‘It is now about two years since that a few well-known philatelists and dealers of Tokyo met and formed societies in other countries, and this society has the title of The Yurakukai,’ or the Stamps Lovers’ Society, and is the first society of its kind established in Japan. At present the number is not large, but there is every prospect of the membership increasing steadily. Meetings are held monthly, on the 16th of each month.
‘With the view of encouraging the hobby of stamp collecting in Japan, this society decided to publish a monthly journal devoted exclusively to subjects relating to philately, and the first number is presented herewith. The Yurakukai has thus the distinction of being the first society and the Yuraku the first journal in Japan devoted exclusively to philately.
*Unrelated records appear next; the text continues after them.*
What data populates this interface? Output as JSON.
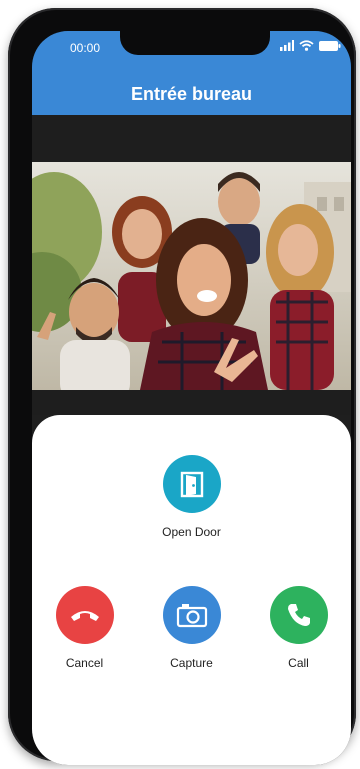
{
  "status_bar": {
    "time": "00:00"
  },
  "header": {
    "title": "Entrée bureau"
  },
  "actions": {
    "open_door": {
      "label": "Open Door",
      "color": "#1aa6c7"
    },
    "cancel": {
      "label": "Cancel",
      "color": "#e84343"
    },
    "capture": {
      "label": "Capture",
      "color": "#3a88d6"
    },
    "call": {
      "label": "Call",
      "color": "#2db25e"
    }
  },
  "icons": {
    "open_door": "door-icon",
    "cancel": "hangup-icon",
    "capture": "camera-icon",
    "call": "phone-icon",
    "signal": "signal-icon",
    "wifi": "wifi-icon",
    "battery": "battery-icon"
  }
}
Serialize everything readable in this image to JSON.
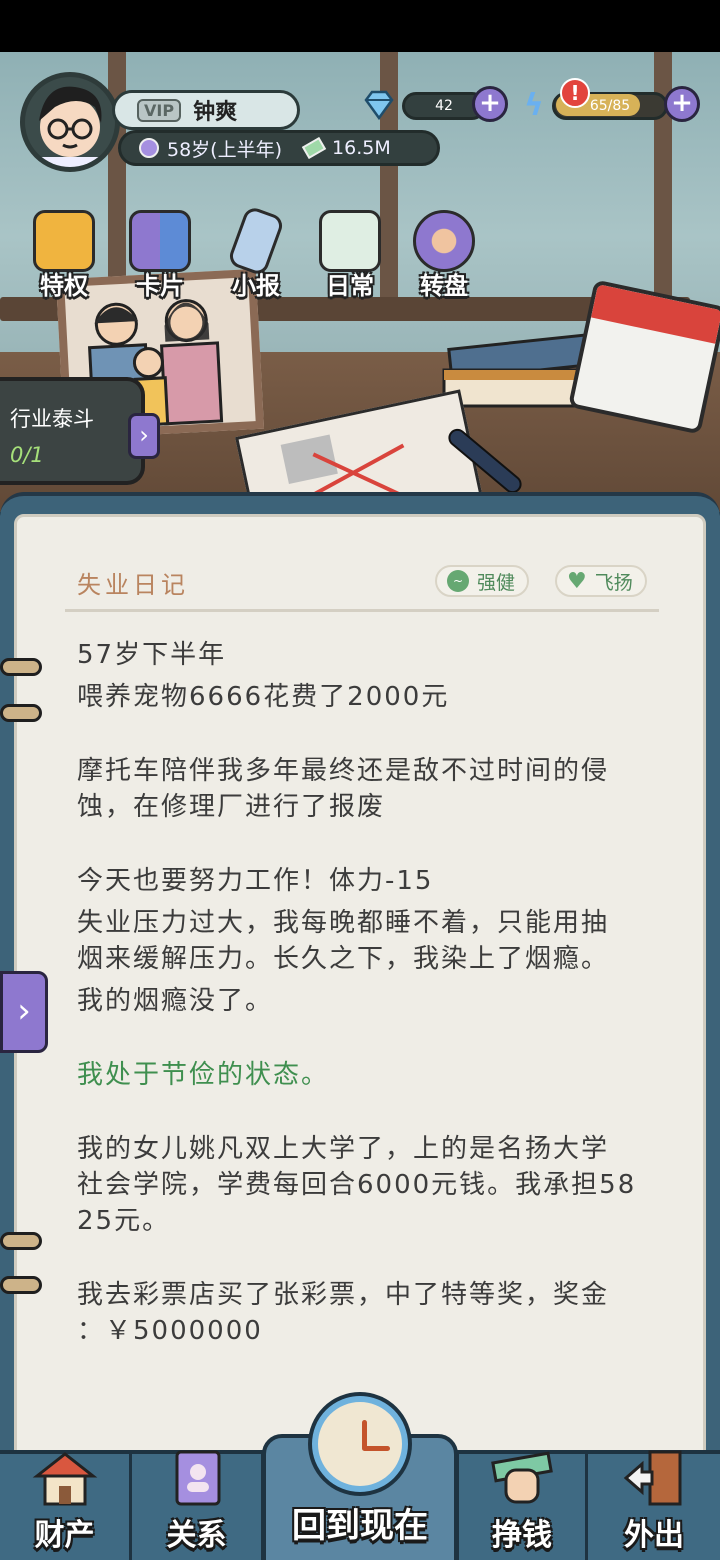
{
  "header": {
    "vip_label": "VIP",
    "player_name": "钟爽",
    "age": "58岁(上半年)",
    "money": "16.5M",
    "diamonds": "42",
    "energy": "65/85",
    "energy_fill": 0.76,
    "alert": "!"
  },
  "shortcuts": [
    {
      "label": "特权",
      "icon": "vip-icon"
    },
    {
      "label": "卡片",
      "icon": "cards-icon"
    },
    {
      "label": "小报",
      "icon": "newspaper-icon"
    },
    {
      "label": "日常",
      "icon": "checklist-icon"
    },
    {
      "label": "转盘",
      "icon": "wheel-icon"
    }
  ],
  "industry": {
    "title": "行业泰斗",
    "progress": "0/1"
  },
  "diary": {
    "title": "失业日记",
    "tags": [
      {
        "label": "强健",
        "icon": "pulse-icon"
      },
      {
        "label": "飞扬",
        "icon": "heart-icon"
      }
    ],
    "lines": {
      "l1": "57岁下半年",
      "l2": "喂养宠物6666花费了2000元",
      "l3": "摩托车陪伴我多年最终还是敌不过时间的侵",
      "l4": "蚀，在修理厂进行了报废",
      "l5": "今天也要努力工作！体力-15",
      "l6": "失业压力过大，我每晚都睡不着，只能用抽",
      "l7": "烟来缓解压力。长久之下，我染上了烟瘾。",
      "l8": "我的烟瘾没了。",
      "l9": "我处于节俭的状态。",
      "l10": "我的女儿姚凡双上大学了，上的是名扬大学",
      "l11": "社会学院，学费每回合6000元钱。我承担58",
      "l12": "25元。",
      "l13": "我去彩票店买了张彩票，中了特等奖，奖金",
      "l14": "：￥5000000"
    }
  },
  "nav": {
    "assets": "财产",
    "relations": "关系",
    "back_to_now": "回到现在",
    "earn": "挣钱",
    "go_out": "外出"
  },
  "colors": {
    "accent_purple": "#8e78cf",
    "diary_green": "#3f8f4f",
    "title_brown": "#b9845f"
  }
}
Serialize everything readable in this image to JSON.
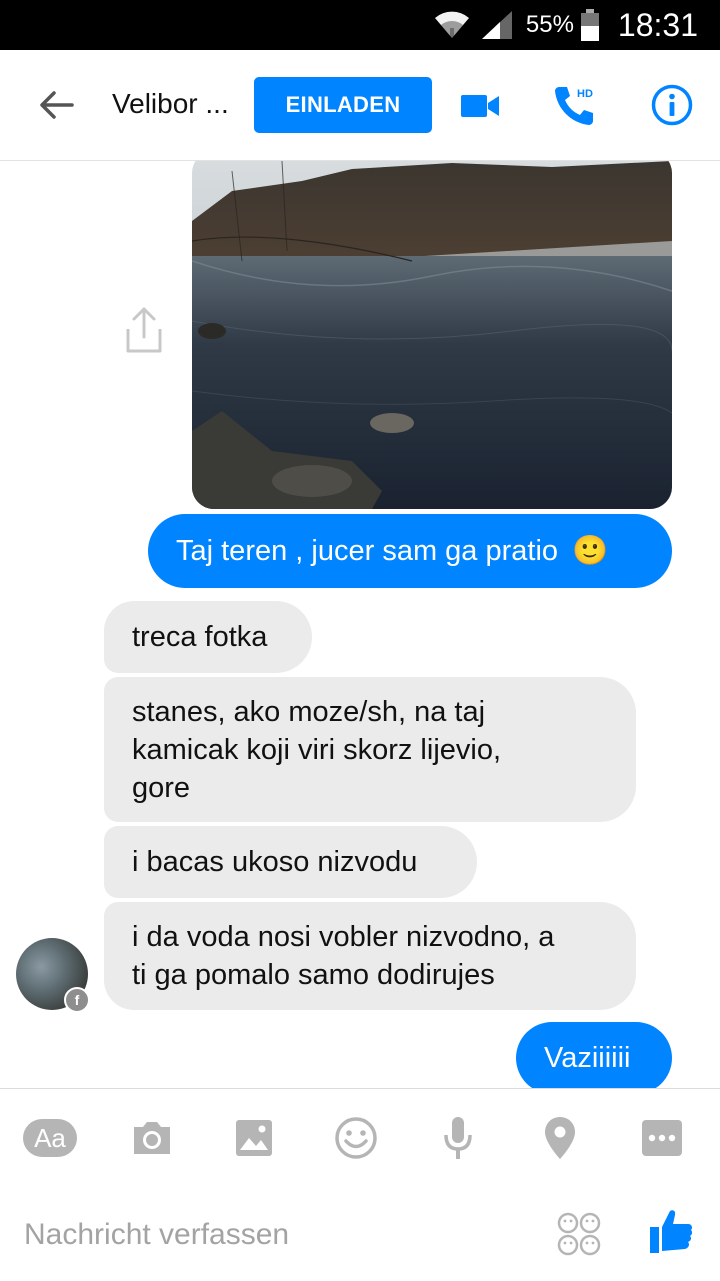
{
  "status_bar": {
    "battery_percent": "55%",
    "time": "18:31",
    "icons": [
      "wifi-icon",
      "signal-icon",
      "battery-icon"
    ]
  },
  "header": {
    "contact_name": "Velibor ...",
    "invite_label": "EINLADEN",
    "icons": [
      "back-arrow-icon",
      "video-call-icon",
      "hd-phone-icon",
      "info-icon"
    ],
    "accent_color": "#0084ff"
  },
  "messages": [
    {
      "type": "image",
      "direction": "outgoing",
      "description_icon": "share-icon"
    },
    {
      "type": "text",
      "direction": "outgoing",
      "text": "Taj teren ,  jucer sam ga pratio",
      "emoji": "🙂"
    },
    {
      "type": "text",
      "direction": "incoming",
      "text": "treca fotka"
    },
    {
      "type": "text",
      "direction": "incoming",
      "lines": [
        "stanes, ako moze/sh, na taj",
        "kamicak koji viri skorz lijevio,",
        "gore"
      ]
    },
    {
      "type": "text",
      "direction": "incoming",
      "text": "i bacas ukoso nizvodu"
    },
    {
      "type": "text",
      "direction": "incoming",
      "lines": [
        "i da voda nosi vobler nizvodno, a",
        "ti ga pomalo samo dodirujes"
      ]
    },
    {
      "type": "text",
      "direction": "outgoing",
      "text": "Vaziiiiii"
    }
  ],
  "composer": {
    "placeholder": "Nachricht verfassen",
    "aa_label": "Aa",
    "tools": [
      "text-format-icon",
      "camera-icon",
      "gallery-icon",
      "emoji-icon",
      "microphone-icon",
      "location-icon",
      "more-icon"
    ],
    "stickers_icon": "stickers-icon",
    "like_icon": "thumbs-up-icon"
  }
}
The first number contains, besides the chronicle of the new issues of 1914, many interesting articles, such as ‘About the Conference of the Postal Union,’ by Mr. T. Hibata, of the Postal Museum of the Department of Communications; ‘On Fake Chinese Republic Overprints of the Provisional Issues of China, 1912,’ by Mr. T. Shibata; ‘On ‘On Stamp Collecting,’ by Mr. H. Kasai; ‘History of the Postage Stamps of Japan,’ and ‘On the Current Postage Stamps of Japan,’ by the writer, etc.
‘It is hoped in the near future to include an English section in the journal, so that a large number of readers abroad may be counted upon.
‘May this journal receive the support of philatelic circles, and develop, at no distant date, into one of the favourite periodicals of both the old and the young philatelists of Japan.